The United Nations Intergovernmental Panel on Climate Change, in its sixth assessment report, sounded the world a warning of a clear and present danger from climate change. Whether one prefers to be a Trump or a Greta Thunburg, the danger is imminent. Over the next 20 years, the world will warm by 1.5 degrees Celsius. Right now it is 1.1 degrees Celsius.
The 2015 Paris climate agreement set the goal of limiting global warming at 1.5 degrees Celsius. Now we even plan to reach 2 degrees Celsius and possibly higher this century unless significant reductions in emissions of carbon dioxide and other greenhouse gases occur in the decades to come. There are four points made by the IPCC in its report: It is heating up almost everywhere, it is heating up quickly, the warming has reversed a long-term cooling, and it has not been so hot in a long time. What does this mean for India?
Well, we are already experiencing global warming. Periods of unusual and unprecedented heat are expected to occur much more frequently and cover much larger areas. Under a warming of 4 degrees Celsius, the west coast and southern India are expected to experience new high temperature weather patterns with significant impacts on agriculture. With built-up urban areas rapidly becoming “heat islands”, planners will need to adopt measures to counter this effect.
A decrease in monsoon precipitation since the 1950s has already been observed. The frequency of heavy precipitation events has also increased. A 2 ° C increase in global average temperatures will make the Indian summer monsoon very unpredictable. With a warming of 4 ° C, an extremely wet monsoon that currently only has a chance to occur once every 100 years is expected to occur every 10 years by the end of the century. A sudden change in the monsoon could precipitate a major crisis, triggering more frequent droughts as well as more severe flooding across much of India.
The northwest coast of India to the southeastern coastal region may experience above average precipitation. Dry years should be drier and wet years more humid. So what should be done? The report suggested two main movements, one on weather forecasting and the other on building standards. Improving hydrometeorological systems for weather forecasting and installing flood warning systems can help people get out of harm’s way before a weather-related disaster strikes.
Building codes will need to be enforced to ensure homes and infrastructure are not at risk. Evidence indicates that parts of South Asia have become drier since the 1970s with an increase in the number of droughts. Droughts have major consequences. In 1987 and 2002-2003, droughts affected more than half of India’s cultivated area and resulted in a dramatic drop in agricultural production. Droughts are expected to be more frequent in some areas, particularly in northwest India, Jharkhand, Orissa and Chattisgarh. Crop yields will drop dramatically due to the extreme heat by the 2040s. Does that sound more like a “day prediction”? Is not it?
Yes it is, actually. How far away is 2040 do you think?
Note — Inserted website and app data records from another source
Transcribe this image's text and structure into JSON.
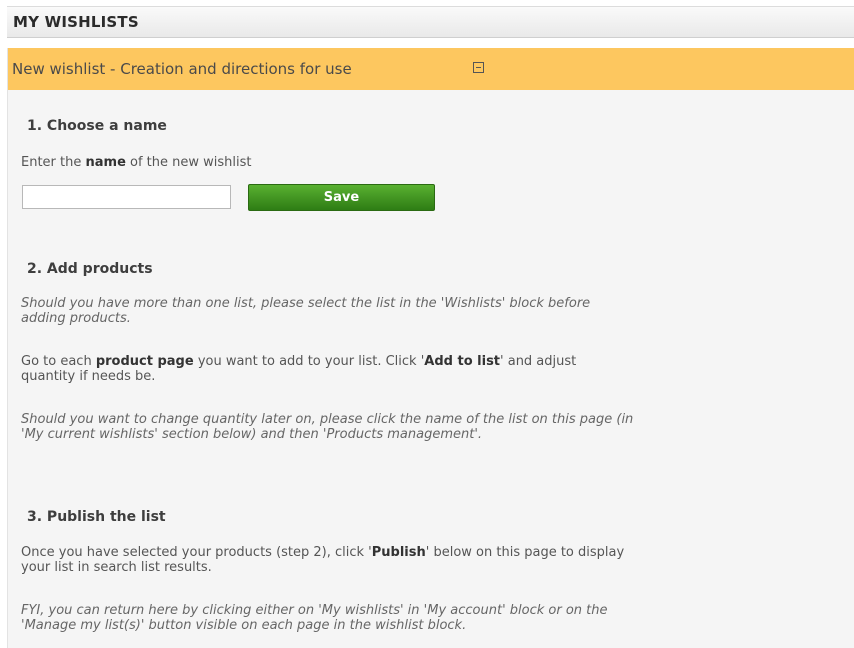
{
  "header": {
    "title": "MY WISHLISTS"
  },
  "panel": {
    "title": "New wishlist - Creation and directions for use"
  },
  "step1": {
    "heading": "1. Choose a name",
    "text_before": "Enter the ",
    "text_bold": "name",
    "text_after": " of the new wishlist",
    "input_value": "",
    "save_label": "Save"
  },
  "step2": {
    "heading": "2. Add products",
    "note1_line1": "Should you have more than one list, please select the list in the 'Wishlists' block before",
    "note1_line2": "adding products.",
    "p2_a": "Go to each ",
    "p2_b": "product page",
    "p2_c": " you want to add to your list. Click '",
    "p2_d": "Add to list",
    "p2_e": "' and adjust",
    "p2_line2": "quantity if needs be.",
    "note2_line1": "Should you want to change quantity later on, please click the name of the list on this page (in",
    "note2_line2": "'My current wishlists' section below) and then 'Products management'."
  },
  "step3": {
    "heading": "3. Publish the list",
    "p1_a": "Once you have selected your products (step 2), click '",
    "p1_b": "Publish",
    "p1_c": "' below on this page to display",
    "p1_line2": "your list in search list results.",
    "note_line1": "FYI, you can return here by clicking either on 'My wishlists' in 'My account' block or on the",
    "note_line2": "'Manage my list(s)' button visible on each page in the wishlist block."
  }
}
Your children will then only be adults. They can also start raising their families. This is what we give to our children as an inheritance. Add in good measure the shortages of drinking water, the drying up of rivers and the flooding of cities. Alas, we think we have plans!